Data to process:
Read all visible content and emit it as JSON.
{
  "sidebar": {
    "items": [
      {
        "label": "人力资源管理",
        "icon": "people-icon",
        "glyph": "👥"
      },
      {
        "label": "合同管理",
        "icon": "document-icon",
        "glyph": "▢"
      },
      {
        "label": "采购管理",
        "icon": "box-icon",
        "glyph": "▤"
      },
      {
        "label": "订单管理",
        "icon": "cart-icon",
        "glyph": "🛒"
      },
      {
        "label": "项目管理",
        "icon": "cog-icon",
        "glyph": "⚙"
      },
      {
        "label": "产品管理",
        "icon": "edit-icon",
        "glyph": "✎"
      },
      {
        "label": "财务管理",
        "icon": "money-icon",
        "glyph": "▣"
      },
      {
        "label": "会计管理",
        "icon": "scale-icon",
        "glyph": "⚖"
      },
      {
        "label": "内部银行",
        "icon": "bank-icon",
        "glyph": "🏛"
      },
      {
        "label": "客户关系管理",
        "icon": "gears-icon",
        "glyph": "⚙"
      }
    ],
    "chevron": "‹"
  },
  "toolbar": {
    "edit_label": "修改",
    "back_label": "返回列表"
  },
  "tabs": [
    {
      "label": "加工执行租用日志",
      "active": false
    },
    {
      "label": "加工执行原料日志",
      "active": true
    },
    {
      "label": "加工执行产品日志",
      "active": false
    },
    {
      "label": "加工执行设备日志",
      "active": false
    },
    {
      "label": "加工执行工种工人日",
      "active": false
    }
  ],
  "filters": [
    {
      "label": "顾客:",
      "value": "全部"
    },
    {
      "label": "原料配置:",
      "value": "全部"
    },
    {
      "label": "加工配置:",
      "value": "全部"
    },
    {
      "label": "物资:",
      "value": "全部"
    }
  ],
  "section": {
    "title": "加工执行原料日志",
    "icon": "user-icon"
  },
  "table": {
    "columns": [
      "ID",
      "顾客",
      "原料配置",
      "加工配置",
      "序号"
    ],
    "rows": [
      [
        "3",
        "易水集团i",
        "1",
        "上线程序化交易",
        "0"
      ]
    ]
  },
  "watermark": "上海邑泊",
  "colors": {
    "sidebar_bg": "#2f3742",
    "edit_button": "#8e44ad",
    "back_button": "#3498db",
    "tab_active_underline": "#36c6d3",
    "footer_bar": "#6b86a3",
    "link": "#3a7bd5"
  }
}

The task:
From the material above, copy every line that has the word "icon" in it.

Completed task:
        "icon": "people-icon",
        "icon": "document-icon",
        "icon": "box-icon",
        "icon": "cart-icon",
        "icon": "cog-icon",
        "icon": "edit-icon",
        "icon": "money-icon",
        "icon": "scale-icon",
        "icon": "bank-icon",
        "icon": "gears-icon",
    "icon": "user-icon"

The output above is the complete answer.